The tree warden may not remove trees when the owner or lessee of abutting real estate annually controls all insect pests or tree diseases on trees within the limits of a highway or place abutting such real estate. The tree warden shall enforce all laws relating to public shade trees and may prescribe rules and regulations for the planting, protection, care and removal of public shade trees pursuant to the ordinance adoption procedure in 24 V.S.A. Chapter 59. The tree warden may enter into agreements with the owners of land adjoining or facing public ways and places for the purpose of encouraging and carrying out a community-wide shade tree planting and preservation program. Only the tree warden, deputy tree warden or someone with his or her permission may cut a public shade tree. Healthy public shade trees in the residential part of a residential neighborhood shall not be felled without a public hearing by the tree warden. The tree warden may request from the Commissioner of Agriculture recommendations for control of suspected infestations, may implement recommended control measures, and may enter private land to implement these control measures. 24 V.S.A. §§ 2504–2511.

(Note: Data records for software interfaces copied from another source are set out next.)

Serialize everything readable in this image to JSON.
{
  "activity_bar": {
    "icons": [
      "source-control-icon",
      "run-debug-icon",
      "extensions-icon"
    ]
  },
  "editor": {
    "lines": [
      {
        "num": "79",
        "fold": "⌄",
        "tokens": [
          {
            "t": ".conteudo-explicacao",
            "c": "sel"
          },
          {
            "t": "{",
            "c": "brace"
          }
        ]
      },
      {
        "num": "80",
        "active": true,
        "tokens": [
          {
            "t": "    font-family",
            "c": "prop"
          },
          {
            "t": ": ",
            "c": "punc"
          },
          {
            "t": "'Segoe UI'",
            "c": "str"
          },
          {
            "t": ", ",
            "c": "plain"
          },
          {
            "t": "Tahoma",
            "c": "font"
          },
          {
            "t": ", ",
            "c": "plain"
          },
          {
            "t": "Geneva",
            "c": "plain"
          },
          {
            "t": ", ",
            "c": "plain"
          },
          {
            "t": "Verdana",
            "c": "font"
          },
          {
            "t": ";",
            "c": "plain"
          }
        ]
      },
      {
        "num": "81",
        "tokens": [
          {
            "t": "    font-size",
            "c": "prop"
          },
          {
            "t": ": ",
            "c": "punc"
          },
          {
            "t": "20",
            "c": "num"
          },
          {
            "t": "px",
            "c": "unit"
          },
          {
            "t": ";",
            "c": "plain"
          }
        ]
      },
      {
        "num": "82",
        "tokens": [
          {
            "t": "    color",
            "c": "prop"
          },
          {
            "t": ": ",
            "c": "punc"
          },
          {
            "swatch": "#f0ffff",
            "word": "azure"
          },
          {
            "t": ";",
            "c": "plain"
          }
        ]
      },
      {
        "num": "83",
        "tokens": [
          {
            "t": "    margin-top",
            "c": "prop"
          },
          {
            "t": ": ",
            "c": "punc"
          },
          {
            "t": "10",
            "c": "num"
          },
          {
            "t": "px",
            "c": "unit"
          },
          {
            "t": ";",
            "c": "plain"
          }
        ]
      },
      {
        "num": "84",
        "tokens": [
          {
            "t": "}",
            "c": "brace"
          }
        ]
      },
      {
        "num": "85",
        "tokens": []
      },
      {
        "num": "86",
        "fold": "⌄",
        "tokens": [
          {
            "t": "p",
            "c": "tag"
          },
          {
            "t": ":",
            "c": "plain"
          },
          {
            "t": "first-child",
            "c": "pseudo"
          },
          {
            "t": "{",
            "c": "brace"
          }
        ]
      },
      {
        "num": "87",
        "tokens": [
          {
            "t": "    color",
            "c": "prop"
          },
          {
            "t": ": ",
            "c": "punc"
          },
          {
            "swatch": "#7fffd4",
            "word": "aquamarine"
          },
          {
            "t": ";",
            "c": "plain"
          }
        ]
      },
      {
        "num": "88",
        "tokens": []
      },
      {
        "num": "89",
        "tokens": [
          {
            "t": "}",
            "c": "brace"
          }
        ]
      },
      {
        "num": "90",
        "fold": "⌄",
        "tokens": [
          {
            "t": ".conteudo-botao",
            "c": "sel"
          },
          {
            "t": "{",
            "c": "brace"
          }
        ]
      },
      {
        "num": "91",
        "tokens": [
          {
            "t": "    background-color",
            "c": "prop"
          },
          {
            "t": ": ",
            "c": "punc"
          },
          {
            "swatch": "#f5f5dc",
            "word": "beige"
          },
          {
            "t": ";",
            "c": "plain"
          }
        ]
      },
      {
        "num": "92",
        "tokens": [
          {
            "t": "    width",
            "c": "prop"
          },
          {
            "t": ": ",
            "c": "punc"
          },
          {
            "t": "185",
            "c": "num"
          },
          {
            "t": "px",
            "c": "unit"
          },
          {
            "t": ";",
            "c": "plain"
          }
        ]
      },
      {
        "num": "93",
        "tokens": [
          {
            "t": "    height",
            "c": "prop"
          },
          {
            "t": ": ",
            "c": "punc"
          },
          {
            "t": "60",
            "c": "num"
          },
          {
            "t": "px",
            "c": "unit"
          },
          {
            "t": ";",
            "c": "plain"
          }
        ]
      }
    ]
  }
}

Statutes related to Vermont Tree Wardens - PDF (56kb)

Being Active - Tips from fellow Tree Wardens

Determine Which Trees Are in Your Jurisdiction

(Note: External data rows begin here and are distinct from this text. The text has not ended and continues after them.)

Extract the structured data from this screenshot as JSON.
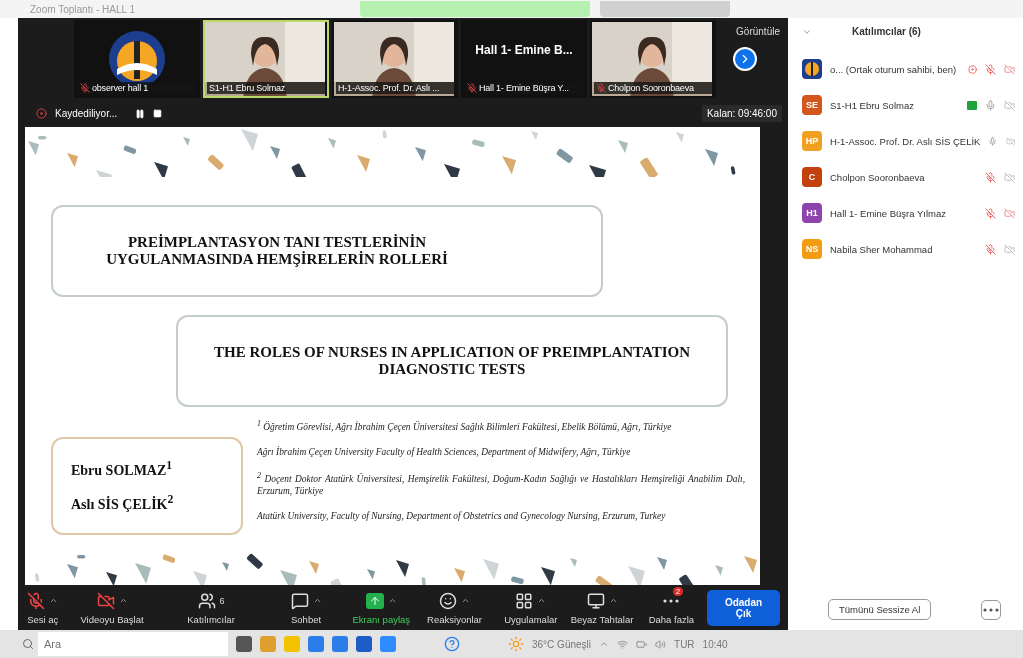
{
  "window": {
    "title": "Zoom Toplantı - HALL 1"
  },
  "video_strip": {
    "view_label": "Görüntüle",
    "tiles": [
      {
        "kind": "logo",
        "name": "observer hall 1",
        "muted": true,
        "selected": false
      },
      {
        "kind": "video",
        "name": "S1-H1 Ebru Solmaz",
        "muted": false,
        "selected": true
      },
      {
        "kind": "video",
        "name": "H-1-Assoc. Prof. Dr. Aslı ...",
        "muted": false,
        "selected": false
      },
      {
        "kind": "text",
        "display": "Hall 1- Emine B...",
        "name": "Hall 1- Emine Büşra Y...",
        "muted": true,
        "selected": false
      },
      {
        "kind": "video",
        "name": "Cholpon Sooronbaeva",
        "muted": true,
        "selected": false
      }
    ]
  },
  "recording": {
    "label": "Kaydediliyor...",
    "remaining": "Kalan: 09:46:00"
  },
  "slide": {
    "title_tr": [
      "PREİMPLANTASYON TANI TESTLERİNİN",
      "UYGULANMASINDA HEMŞİRELERİN ROLLERİ"
    ],
    "title_en": [
      "THE ROLES OF NURSES IN APPLICATION OF PREIMPLANTATION",
      "DIAGNOSTIC TESTS"
    ],
    "authors": [
      "Ebru SOLMAZ$^{1}$",
      "Aslı SİS ÇELİK$^{2}$"
    ],
    "affiliations": [
      "$^{1}$ Öğretim Görevlisi, Ağrı İbrahim Çeçen Üniversitesi Sağlık Bilimleri Fakültesi, Ebelik Bölümü, Ağrı, Türkiye",
      "Ağrı İbrahim Çeçen University Faculty of Health Sciences, Department of Midwifery, Ağrı, Türkiye",
      "$^{2}$ Doçent Doktor Atatürk Üniversitesi, Hemşirelik Fakültesi, Doğum-Kadın Sağlığı ve Hastalıkları Hemşireliği Anabilim Dalı, Erzurum, Türkiye",
      "Atatürk University, Faculty of Nursing, Department of Obstetrics and Gynecology Nursing, Erzurum, Turkey"
    ]
  },
  "toolbar": {
    "items": [
      {
        "kind": "mic",
        "label": "Sesi aç",
        "crossed": true,
        "caret": true
      },
      {
        "kind": "video",
        "label": "Videoyu Başlat",
        "crossed": true,
        "caret": true
      },
      {
        "kind": "participants",
        "label": "Katılımcılar",
        "badge": "6",
        "caret": false
      },
      {
        "kind": "chat",
        "label": "Sohbet",
        "caret": true
      },
      {
        "kind": "share",
        "label": "Ekranı paylaş",
        "caret": true
      },
      {
        "kind": "reactions",
        "label": "Reaksiyonlar",
        "caret": true
      },
      {
        "kind": "apps",
        "label": "Uygulamalar",
        "caret": true
      },
      {
        "kind": "whiteboard",
        "label": "Beyaz Tahtalar",
        "caret": true
      },
      {
        "kind": "more",
        "label": "Daha fazla",
        "badge": "2",
        "caret": false
      }
    ],
    "leave": "Odadan Çık"
  },
  "participants_panel": {
    "title": "Katılımcılar (6)",
    "people": [
      {
        "kind": "logo",
        "name": "o... (Ortak oturum sahibi, ben)",
        "recording": true,
        "sharing": false,
        "muted": true,
        "video_red": true
      },
      {
        "kind": "initials",
        "initials": "SE",
        "color": "#d4561c",
        "name": "S1-H1 Ebru Solmaz",
        "recording": false,
        "sharing": true,
        "muted": false,
        "video_red": false
      },
      {
        "kind": "initials",
        "initials": "HP",
        "color": "#f0a020",
        "name": "H-1-Assoc. Prof. Dr. Aslı SİS ÇELİK",
        "recording": false,
        "sharing": false,
        "muted": false,
        "video_red": false
      },
      {
        "kind": "initials",
        "initials": "C",
        "color": "#c2410c",
        "name": "Cholpon Sooronbaeva",
        "recording": false,
        "sharing": false,
        "muted": true,
        "video_red": false
      },
      {
        "kind": "initials",
        "initials": "H1",
        "color": "#8e44ad",
        "name": "Hall 1- Emine Büşra Yılmaz",
        "recording": false,
        "sharing": false,
        "muted": true,
        "video_red": true
      },
      {
        "kind": "initials",
        "initials": "NS",
        "color": "#f39c12",
        "name": "Nabila Sher Mohammad",
        "recording": false,
        "sharing": false,
        "muted": true,
        "video_red": false
      }
    ],
    "mute_all": "Tümünü Sessize Al"
  },
  "taskbar": {
    "search_placeholder": "Ara",
    "weather": "36°C Güneşli",
    "language": "TUR",
    "time": "10:40"
  }
}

  • Determine Utility Easement Agreement with Town

  • Determine “Right-of-Way” (ROW) boundaries
Let People Know You Are Interested and Active
  • Contact your Utility Representative. The following link provides a map of Vermont electric utility service territories - PDF (222kb).

  • Contact your AOT District Administrator if a state highway runs through your town.

  • Periodically update the Selectboard of your activities

  • Write up a brief synopsis of yearly activities for the Town Report like the number of trees removed, planted, pruned, inspected.

  • Develop a positive relationship with the Road Commissioner and Road Crew(s).

    Working With Town Road Commissioner and Crews
    Provide information to them about proper pruning methods.
    Offer them a copy of the roadside vegetation manual.
    Ask to be kept informed if trees need to be removed, if they notice potentially dangerous trees, or if there is going to be construction that may impact trees.
    Offer your assistance in answering questions about tree health and safety.
    Ask for their input regarding tree planting/maintenance.

  • Work with the Park & Recreation Director, Groundskeepers and Cemetery Commissioner(s). Provide information to them regarding weed trimmer & lawn mower damage, mulching. Seek their input regarding design and maintenance prior to planting.

  • Attend Tree Board/Tree Group/Conservation Commission Meetings

  • Ask for assistance
Start Working Toward Tree City USA Status

Tree Warden's Resources

  • Holding a Public Hearing: The Tree Warden statutes state that a public hearing must be held if a public shade or ornamental tree in the residential part of town is to be removed and not infested with an insect or disease and not a hazard. We've outlined the steps on how to hold a public tree removal hearing.
  • Vermont Electric Utilities: It is important for Tree Wardens to build a working relationship with their local electric utility company. The following link provides a map of Vermont electric utility service territories - PDF (222kb).

  • Tree Removal Permit: When working with other town officials, it is helpful to have permits available for them to fill out if they would like to recommend a tree(s) for removal. The following link will provides an example tree removal permit for use - PDF (86 kb).

  • Tree Wardens: The following link provides a list of Vermont Tree Wardens as reported to UVM Extension in 2008.

 



Forest Parks & Recreation - Logo